Citing PatentFiling datePublication dateApplicantTitle
US3803620 *Apr 20, 1973Apr 9, 1974Young DContinuous scanning waveguide antenna
US4189730 *May 26, 1978Feb 19, 1980Murdock Arthur WDirectional antenna shield for a slotted opening
US4507664 *Jun 16, 1982Mar 26, 1985The Secretary Of State For Defence In Her Britannic Majesty's Government Of The United Kingdom Of Great Britain And Northern IrelandDielectric image waveguide antenna array

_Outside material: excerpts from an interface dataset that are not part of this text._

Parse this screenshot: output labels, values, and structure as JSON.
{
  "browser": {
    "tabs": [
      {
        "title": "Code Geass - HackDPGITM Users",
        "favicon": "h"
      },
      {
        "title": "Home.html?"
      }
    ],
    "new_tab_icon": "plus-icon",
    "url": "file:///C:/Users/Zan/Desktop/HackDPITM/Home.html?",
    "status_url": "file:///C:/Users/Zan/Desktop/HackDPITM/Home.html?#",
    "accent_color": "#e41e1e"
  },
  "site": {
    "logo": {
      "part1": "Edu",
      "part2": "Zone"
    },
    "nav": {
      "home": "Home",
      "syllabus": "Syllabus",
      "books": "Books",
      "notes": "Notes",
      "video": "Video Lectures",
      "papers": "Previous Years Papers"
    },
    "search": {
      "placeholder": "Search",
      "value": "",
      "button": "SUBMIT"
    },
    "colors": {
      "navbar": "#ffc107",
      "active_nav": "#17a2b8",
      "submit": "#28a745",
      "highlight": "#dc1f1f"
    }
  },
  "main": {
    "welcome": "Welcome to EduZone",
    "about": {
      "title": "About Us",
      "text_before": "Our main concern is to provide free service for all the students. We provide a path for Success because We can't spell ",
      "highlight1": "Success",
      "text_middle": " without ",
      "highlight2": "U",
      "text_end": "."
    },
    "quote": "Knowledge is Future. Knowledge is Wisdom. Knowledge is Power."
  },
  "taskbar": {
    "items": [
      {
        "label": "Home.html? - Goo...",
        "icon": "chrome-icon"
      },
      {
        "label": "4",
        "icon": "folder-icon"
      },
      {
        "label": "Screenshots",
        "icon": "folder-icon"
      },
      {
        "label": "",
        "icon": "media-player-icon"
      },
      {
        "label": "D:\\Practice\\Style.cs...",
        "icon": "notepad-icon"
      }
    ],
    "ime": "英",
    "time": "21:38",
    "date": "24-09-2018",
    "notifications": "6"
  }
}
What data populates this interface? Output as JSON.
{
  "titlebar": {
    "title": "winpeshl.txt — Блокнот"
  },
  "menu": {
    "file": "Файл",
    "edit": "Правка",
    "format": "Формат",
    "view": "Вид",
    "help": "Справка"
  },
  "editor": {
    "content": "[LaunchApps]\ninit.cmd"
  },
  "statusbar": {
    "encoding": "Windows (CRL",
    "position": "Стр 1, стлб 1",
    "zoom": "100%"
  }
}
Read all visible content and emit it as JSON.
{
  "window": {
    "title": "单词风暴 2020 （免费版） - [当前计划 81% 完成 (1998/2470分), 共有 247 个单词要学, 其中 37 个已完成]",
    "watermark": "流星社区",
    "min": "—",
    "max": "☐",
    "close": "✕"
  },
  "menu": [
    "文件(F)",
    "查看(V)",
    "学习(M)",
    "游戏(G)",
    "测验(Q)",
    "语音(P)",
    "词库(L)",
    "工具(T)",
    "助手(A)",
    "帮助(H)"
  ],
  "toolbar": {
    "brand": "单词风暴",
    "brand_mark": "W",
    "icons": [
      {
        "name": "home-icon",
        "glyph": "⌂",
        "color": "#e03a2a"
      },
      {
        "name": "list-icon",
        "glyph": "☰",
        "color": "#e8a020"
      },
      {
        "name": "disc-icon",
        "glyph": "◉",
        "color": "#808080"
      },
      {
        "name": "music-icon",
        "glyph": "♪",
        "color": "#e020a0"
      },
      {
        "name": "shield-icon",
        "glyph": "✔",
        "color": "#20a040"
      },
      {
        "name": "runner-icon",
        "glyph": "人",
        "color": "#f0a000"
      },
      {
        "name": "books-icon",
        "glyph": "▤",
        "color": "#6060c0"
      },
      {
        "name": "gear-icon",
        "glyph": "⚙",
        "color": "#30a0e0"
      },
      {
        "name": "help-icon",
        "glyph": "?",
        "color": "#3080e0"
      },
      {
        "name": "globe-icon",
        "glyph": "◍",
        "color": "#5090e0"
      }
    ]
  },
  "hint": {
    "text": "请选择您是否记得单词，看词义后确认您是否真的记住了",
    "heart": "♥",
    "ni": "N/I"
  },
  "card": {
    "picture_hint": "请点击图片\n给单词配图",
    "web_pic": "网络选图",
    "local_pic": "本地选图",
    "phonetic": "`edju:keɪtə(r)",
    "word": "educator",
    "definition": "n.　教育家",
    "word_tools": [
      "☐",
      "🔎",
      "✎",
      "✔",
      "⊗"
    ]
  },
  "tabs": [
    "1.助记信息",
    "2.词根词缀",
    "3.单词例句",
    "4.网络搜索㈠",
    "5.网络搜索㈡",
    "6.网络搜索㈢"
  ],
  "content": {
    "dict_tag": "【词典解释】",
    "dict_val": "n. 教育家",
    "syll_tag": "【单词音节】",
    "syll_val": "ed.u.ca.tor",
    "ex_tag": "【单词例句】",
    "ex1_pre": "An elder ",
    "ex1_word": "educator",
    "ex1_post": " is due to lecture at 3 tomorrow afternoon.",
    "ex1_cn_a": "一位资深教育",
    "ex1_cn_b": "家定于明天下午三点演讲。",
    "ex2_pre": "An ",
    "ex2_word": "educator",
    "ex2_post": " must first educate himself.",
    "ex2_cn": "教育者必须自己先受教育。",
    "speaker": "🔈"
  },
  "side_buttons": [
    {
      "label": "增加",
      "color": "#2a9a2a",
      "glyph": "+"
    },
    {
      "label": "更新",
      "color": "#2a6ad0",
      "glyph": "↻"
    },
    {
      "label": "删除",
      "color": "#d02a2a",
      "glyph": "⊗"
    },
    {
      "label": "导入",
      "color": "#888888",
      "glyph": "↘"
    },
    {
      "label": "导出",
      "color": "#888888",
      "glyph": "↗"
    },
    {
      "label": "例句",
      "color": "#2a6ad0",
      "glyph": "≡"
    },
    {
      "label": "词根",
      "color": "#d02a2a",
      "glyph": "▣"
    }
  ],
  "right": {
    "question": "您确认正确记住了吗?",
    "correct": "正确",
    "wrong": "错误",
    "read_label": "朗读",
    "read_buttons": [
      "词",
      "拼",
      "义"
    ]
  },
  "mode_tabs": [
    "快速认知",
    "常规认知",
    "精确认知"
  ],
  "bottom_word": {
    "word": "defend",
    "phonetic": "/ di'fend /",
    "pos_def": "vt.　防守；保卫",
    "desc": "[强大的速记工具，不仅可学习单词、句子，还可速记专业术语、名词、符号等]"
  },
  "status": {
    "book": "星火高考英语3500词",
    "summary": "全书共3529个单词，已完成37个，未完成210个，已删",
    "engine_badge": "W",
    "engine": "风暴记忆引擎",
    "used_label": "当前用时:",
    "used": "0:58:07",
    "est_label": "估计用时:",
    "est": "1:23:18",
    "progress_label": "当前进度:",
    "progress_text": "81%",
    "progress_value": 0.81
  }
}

US4518967 *Mar 5, 1982May 21, 1985Ford Aerospace & Communications CorporationTapered-width leaky-waveguide antenna
US4733245 *Jun 23, 1986Mar 22, 1988Ball CorporationCavity-backed slot antenna
US5239311 *Apr 6, 1992Aug 24, 1993Arimura Giken Kabushiki KaishaFlat slot array antenna
US5650787 *May 24, 1995Jul 22, 1997Hughes ElectronicsScanning antenna with solid rotating anisotropic core
US6107964 *May 5, 1998Aug 22, 2000Nec CorporationShaped beam array antenna for generating a cosecant square beam
US6737938 *Apr 5, 2002May 18, 2004Murata Manufacturing Co., Ltd.Phase shifter, phased-array antenna, and radar
US20060192504 *Mar 27, 2006Aug 31, 2006Arzhang ArdavanApparatus for generating focused electromagnetic radiation
US20080173711 *Aug 20, 2007Jul 24, 2008Michael HandfieldMethod and system for communicating with a medicaments container
US20130120204 *Jan 28, 2011May 16, 2013Thomas SchoeberlMicrowave scanner
U.S. Classification343/768, 333/256, 342/368, 343/785, 343/771, 343/777
International ClassificationH01Q3/00, H01Q21/00, H01Q3/44
Cooperative ClassificationH01Q3/443, H01Q21/0043
European ClassificationH01Q3/44B, H01Q21/00D5B